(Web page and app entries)
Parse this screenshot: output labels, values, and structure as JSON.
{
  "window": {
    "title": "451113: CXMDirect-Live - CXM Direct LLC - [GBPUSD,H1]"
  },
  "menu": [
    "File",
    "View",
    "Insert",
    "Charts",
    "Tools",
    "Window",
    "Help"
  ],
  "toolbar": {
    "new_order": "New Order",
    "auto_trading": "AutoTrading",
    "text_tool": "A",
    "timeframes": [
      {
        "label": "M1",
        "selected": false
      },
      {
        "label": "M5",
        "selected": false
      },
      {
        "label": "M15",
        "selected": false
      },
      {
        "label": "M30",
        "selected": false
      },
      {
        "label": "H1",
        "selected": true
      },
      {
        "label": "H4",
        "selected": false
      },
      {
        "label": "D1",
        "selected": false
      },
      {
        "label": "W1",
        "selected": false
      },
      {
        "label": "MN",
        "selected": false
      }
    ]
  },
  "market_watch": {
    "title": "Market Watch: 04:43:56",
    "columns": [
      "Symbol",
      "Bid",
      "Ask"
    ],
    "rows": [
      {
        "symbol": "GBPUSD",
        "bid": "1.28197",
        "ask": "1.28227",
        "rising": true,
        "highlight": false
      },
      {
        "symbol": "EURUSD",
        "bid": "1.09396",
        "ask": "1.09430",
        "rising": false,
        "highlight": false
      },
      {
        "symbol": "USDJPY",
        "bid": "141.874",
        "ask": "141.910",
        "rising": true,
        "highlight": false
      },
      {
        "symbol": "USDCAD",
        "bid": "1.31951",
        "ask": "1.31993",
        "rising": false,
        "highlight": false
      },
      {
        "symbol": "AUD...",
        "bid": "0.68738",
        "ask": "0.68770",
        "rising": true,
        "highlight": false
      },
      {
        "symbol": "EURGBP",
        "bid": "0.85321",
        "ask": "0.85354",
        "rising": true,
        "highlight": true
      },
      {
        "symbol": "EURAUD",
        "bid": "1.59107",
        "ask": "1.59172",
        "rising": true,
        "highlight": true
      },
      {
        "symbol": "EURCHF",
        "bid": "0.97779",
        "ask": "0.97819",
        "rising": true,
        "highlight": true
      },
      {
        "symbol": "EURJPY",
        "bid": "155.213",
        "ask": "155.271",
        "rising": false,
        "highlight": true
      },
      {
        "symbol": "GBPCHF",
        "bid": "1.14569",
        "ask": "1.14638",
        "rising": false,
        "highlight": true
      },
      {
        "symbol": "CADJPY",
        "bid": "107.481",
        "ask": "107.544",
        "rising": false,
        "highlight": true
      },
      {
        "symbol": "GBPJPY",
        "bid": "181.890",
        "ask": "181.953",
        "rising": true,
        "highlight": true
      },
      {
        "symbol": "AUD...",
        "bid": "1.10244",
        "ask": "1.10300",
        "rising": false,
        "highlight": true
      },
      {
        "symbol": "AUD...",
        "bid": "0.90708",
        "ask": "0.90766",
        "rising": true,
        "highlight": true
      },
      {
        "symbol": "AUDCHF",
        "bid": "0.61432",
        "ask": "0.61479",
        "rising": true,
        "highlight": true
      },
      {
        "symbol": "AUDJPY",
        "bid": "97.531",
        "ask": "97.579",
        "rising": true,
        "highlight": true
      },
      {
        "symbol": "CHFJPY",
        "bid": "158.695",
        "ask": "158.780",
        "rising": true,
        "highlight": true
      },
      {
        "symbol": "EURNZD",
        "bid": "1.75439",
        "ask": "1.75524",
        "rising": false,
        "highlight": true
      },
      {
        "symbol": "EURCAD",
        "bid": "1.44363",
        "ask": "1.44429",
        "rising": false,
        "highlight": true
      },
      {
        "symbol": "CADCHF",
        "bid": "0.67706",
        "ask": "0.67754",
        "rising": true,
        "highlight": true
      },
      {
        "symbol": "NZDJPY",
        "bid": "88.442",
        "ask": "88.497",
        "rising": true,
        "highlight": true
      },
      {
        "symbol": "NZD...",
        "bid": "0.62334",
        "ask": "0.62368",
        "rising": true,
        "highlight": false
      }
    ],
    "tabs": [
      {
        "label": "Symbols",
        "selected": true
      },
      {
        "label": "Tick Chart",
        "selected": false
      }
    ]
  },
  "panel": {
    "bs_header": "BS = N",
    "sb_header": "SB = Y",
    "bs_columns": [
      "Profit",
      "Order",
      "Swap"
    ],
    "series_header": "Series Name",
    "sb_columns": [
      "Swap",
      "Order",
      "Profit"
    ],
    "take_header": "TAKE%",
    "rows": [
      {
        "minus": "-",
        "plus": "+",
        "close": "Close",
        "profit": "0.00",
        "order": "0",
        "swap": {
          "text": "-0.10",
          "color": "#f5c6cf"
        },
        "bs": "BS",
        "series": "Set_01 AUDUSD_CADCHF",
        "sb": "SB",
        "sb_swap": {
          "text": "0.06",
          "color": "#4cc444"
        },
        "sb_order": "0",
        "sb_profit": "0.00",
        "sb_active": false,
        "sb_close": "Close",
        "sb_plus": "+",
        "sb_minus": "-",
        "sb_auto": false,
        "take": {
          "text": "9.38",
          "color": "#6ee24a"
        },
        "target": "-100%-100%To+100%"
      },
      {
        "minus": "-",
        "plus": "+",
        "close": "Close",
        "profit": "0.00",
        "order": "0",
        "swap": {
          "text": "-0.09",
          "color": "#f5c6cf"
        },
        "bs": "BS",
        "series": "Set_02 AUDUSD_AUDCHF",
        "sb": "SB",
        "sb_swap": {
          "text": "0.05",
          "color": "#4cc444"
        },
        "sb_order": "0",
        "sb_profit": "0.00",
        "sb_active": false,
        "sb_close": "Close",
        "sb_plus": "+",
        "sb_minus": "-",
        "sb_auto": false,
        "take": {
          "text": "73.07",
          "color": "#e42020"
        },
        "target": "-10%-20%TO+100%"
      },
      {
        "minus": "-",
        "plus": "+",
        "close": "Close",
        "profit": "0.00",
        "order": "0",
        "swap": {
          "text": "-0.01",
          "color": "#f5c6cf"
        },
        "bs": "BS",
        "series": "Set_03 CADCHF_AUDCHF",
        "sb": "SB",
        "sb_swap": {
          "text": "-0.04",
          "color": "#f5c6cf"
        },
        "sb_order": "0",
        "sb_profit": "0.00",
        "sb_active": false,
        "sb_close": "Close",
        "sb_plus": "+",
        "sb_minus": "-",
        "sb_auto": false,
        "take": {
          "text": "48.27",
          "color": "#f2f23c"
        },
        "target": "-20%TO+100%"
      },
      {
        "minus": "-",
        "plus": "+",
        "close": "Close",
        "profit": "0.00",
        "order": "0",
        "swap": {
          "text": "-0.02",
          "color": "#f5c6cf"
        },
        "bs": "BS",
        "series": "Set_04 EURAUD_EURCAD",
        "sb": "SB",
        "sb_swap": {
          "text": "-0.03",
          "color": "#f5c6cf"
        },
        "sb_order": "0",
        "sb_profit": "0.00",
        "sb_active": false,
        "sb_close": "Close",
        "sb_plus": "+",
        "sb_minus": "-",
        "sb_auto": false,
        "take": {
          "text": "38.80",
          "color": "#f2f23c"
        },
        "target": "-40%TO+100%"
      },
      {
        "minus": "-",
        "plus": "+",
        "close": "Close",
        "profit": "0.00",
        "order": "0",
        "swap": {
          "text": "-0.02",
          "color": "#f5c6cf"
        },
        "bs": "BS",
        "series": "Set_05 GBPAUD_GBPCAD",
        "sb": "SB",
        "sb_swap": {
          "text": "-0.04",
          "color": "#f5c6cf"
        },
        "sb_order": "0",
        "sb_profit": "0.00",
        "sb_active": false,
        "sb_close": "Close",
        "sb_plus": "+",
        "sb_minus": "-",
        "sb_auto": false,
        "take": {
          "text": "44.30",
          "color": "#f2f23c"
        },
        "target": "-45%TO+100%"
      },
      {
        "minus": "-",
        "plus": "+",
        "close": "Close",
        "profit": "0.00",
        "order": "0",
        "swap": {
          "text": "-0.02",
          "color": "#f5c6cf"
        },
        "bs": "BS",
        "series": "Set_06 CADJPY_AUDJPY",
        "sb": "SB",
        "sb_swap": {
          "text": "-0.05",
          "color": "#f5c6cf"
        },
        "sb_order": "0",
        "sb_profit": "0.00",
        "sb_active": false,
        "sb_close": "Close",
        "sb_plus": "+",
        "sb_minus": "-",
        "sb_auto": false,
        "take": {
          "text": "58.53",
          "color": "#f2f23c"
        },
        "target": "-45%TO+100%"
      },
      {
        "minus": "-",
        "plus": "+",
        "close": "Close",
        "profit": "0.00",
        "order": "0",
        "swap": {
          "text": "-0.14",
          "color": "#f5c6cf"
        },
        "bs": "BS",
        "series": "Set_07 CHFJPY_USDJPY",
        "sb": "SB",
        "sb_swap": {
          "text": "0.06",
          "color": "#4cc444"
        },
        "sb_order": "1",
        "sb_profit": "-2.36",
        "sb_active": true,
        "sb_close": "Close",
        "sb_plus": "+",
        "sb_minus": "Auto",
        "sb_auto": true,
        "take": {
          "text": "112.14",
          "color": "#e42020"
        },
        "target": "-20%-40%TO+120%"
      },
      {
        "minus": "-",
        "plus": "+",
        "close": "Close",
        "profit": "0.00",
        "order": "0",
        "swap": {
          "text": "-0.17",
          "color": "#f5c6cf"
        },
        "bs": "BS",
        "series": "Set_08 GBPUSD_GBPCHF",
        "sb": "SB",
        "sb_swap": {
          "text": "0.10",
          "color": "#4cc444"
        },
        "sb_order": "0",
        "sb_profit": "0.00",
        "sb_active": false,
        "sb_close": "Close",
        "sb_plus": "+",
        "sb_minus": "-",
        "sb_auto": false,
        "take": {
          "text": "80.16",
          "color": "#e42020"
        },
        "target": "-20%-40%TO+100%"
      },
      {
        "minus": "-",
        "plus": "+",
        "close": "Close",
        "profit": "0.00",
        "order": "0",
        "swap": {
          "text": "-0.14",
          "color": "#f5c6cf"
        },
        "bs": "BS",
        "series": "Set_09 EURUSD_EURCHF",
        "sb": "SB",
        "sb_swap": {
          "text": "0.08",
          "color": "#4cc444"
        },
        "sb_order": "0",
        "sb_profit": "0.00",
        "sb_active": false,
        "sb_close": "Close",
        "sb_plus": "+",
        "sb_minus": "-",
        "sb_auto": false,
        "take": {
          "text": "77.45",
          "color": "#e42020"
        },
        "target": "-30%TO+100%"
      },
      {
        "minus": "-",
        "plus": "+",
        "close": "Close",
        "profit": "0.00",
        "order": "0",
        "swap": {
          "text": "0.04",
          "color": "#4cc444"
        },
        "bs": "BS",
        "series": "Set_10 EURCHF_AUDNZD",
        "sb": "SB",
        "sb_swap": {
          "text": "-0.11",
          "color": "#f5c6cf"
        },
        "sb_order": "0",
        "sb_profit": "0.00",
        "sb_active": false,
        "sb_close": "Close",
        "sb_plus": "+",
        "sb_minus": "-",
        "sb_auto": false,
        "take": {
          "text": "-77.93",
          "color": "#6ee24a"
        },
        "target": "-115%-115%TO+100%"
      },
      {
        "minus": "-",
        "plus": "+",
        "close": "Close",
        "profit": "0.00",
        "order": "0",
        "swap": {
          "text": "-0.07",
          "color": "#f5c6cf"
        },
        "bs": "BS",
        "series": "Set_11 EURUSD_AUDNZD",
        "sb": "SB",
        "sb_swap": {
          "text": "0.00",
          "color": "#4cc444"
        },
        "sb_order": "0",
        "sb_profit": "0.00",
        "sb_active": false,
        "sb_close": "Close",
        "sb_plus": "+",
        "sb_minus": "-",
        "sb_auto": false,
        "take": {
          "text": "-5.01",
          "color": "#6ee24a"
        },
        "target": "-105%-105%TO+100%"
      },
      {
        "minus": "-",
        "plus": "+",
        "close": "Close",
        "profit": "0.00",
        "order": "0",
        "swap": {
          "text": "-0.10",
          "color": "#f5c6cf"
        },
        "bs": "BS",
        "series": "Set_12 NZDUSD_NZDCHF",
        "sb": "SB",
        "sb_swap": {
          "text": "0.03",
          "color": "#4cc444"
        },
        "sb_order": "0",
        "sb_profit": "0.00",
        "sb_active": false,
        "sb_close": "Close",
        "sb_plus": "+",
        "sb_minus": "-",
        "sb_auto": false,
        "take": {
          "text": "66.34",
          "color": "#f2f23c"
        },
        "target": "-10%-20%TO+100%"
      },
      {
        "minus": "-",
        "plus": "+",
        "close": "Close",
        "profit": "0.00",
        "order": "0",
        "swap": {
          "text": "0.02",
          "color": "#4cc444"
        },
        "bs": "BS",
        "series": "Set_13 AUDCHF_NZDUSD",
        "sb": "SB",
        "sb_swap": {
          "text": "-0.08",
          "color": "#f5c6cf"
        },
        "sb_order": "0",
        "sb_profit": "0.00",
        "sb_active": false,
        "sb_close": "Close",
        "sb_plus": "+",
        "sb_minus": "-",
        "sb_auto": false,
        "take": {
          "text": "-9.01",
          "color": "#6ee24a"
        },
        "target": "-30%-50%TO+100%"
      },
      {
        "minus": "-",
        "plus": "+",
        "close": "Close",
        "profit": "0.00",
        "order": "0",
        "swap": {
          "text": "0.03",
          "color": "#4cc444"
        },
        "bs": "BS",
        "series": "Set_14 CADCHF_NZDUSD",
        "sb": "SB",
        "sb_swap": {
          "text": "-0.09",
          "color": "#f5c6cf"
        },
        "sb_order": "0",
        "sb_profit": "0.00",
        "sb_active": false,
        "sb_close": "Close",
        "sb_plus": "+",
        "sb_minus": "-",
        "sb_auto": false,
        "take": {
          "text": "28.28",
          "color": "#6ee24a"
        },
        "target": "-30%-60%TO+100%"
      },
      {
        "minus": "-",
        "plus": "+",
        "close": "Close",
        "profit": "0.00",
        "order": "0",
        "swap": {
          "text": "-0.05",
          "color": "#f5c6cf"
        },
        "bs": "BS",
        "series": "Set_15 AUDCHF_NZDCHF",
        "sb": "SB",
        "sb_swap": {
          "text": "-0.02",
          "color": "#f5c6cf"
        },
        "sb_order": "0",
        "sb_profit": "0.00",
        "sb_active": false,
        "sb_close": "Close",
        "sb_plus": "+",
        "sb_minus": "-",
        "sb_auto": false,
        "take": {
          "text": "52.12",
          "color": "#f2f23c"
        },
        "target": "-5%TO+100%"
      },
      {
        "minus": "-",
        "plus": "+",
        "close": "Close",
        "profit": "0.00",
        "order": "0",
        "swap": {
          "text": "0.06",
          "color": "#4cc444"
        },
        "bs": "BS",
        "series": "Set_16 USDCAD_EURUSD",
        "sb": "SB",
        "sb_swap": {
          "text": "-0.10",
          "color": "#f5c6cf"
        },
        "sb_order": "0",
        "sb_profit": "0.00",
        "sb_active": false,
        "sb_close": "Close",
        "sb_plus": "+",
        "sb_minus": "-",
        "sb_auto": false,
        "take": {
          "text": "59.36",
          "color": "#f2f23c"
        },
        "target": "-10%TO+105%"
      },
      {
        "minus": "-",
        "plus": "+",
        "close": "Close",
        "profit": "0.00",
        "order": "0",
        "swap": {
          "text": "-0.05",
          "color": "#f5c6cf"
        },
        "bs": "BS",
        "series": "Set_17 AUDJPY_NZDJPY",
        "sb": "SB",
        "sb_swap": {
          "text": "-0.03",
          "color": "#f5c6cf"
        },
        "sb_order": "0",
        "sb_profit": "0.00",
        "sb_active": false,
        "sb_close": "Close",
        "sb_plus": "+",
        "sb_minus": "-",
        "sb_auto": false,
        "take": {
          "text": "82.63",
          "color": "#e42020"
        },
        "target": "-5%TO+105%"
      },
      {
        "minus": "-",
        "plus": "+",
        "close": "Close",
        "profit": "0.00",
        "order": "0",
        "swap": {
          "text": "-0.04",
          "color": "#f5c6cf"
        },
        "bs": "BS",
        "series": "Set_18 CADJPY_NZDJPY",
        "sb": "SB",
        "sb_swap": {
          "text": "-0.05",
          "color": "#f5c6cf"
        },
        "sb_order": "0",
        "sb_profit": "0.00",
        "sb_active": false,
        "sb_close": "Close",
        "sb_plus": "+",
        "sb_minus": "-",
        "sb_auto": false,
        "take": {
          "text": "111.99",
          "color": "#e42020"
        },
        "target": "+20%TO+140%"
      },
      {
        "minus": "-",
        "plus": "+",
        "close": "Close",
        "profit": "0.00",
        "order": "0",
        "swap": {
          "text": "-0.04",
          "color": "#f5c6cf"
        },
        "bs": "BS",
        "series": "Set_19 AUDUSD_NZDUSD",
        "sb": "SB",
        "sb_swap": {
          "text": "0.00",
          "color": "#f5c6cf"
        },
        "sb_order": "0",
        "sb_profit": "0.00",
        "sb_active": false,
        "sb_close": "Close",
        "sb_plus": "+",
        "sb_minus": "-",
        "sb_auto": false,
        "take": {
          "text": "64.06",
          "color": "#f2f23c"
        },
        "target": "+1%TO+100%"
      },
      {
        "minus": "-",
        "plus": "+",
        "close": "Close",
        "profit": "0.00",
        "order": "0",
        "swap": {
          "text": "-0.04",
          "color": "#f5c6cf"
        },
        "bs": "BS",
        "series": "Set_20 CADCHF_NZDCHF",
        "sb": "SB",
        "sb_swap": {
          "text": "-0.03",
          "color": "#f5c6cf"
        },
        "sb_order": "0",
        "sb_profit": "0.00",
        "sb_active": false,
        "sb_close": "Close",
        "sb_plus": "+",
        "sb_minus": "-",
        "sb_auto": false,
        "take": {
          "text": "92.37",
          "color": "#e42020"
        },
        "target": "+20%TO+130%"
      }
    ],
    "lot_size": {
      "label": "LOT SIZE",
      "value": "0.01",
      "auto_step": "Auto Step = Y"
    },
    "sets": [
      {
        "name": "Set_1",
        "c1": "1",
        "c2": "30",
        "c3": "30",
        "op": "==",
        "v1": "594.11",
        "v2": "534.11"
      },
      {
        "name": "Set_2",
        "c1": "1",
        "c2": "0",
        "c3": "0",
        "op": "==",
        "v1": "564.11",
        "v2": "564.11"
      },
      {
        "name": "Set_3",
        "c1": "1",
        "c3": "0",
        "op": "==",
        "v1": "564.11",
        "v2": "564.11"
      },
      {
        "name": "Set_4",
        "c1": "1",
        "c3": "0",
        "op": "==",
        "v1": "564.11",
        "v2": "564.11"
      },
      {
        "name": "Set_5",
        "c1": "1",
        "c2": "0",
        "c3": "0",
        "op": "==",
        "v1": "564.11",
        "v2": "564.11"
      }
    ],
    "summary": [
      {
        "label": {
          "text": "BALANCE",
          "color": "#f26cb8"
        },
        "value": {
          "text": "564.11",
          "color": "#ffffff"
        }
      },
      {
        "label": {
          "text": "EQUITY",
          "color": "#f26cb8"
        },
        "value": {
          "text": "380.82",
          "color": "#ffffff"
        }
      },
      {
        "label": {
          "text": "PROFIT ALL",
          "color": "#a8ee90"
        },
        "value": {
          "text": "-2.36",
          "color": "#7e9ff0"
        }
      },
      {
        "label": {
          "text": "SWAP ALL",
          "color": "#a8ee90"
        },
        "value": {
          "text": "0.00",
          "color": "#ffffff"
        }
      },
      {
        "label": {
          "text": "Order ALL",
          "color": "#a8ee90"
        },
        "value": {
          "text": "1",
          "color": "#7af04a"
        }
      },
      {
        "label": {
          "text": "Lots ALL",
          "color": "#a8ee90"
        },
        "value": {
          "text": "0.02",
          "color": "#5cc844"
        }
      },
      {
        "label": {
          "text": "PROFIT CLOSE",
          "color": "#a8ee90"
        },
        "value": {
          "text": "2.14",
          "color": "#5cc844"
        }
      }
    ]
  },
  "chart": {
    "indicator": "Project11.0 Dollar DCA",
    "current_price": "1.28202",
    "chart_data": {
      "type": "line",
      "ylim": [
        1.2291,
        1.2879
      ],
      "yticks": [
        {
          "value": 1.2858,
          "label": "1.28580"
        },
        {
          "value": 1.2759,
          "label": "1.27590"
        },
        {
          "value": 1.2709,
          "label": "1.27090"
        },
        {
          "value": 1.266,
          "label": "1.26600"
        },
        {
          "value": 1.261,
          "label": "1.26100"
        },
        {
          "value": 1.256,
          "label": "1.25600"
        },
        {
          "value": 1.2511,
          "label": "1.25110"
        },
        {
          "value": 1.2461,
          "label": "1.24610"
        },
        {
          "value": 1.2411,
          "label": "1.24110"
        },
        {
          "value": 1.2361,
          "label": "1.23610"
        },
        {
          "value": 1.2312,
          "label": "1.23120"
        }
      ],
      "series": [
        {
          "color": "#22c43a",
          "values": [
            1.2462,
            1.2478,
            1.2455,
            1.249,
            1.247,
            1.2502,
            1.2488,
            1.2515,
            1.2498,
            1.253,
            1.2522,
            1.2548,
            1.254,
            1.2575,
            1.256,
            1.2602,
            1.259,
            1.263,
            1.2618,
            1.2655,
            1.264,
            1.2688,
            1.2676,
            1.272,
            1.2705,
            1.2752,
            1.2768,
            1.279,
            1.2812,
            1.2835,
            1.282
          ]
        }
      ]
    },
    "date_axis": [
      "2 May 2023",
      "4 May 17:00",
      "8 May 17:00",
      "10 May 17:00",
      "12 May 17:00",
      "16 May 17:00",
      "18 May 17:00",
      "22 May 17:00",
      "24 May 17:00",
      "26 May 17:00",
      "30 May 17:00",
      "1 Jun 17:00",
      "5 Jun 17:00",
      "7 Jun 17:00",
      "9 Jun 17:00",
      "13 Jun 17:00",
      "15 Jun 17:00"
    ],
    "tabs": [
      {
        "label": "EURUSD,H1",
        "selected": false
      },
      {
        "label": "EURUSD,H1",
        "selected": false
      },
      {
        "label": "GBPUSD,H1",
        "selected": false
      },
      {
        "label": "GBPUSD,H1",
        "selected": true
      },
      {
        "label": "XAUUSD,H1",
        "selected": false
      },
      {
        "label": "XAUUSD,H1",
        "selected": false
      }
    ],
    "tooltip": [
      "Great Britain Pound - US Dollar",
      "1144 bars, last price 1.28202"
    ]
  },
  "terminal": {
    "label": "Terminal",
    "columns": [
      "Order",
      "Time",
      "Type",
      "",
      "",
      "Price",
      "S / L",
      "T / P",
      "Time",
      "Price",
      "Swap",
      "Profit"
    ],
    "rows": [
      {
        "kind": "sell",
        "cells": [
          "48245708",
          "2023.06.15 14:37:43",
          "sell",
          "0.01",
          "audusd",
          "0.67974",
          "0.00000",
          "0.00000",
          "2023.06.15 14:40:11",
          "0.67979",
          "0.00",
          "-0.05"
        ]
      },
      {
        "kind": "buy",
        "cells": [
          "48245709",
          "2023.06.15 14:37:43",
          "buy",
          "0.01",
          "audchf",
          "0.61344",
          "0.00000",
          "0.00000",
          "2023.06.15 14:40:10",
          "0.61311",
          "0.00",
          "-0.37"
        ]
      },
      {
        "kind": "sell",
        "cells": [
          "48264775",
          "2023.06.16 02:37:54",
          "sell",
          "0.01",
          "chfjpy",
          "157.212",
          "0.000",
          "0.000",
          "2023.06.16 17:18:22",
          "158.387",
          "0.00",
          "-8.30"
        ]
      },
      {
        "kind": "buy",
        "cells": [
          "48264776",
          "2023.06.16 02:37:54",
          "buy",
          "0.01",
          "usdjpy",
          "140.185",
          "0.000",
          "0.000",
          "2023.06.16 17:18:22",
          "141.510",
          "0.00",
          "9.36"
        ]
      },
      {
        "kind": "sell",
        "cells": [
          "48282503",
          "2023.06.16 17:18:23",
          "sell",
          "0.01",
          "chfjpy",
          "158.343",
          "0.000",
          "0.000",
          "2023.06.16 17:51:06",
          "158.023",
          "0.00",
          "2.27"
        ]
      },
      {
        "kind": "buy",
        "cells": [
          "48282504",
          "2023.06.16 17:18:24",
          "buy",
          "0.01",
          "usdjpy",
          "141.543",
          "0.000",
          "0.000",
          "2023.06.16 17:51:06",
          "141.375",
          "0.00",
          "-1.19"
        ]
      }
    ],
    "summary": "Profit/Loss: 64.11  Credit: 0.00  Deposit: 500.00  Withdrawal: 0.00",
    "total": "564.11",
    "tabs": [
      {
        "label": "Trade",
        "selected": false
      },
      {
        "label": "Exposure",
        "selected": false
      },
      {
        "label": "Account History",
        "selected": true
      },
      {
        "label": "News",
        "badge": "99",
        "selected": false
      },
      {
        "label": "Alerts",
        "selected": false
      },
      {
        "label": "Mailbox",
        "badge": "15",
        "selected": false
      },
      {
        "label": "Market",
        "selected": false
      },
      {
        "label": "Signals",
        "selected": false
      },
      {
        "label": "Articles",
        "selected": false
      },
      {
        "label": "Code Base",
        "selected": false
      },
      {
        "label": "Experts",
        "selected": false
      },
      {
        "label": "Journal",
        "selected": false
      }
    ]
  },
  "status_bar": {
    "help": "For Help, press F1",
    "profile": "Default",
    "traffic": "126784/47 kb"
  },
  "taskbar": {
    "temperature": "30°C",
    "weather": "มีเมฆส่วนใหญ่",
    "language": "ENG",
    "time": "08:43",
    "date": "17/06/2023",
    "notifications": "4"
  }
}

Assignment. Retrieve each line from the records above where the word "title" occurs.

Task response.
    "title": "451113: CXMDirect-Live - CXM Direct LLC - [GBPUSD,H1]"
    "title": "Market Watch: 04:43:56",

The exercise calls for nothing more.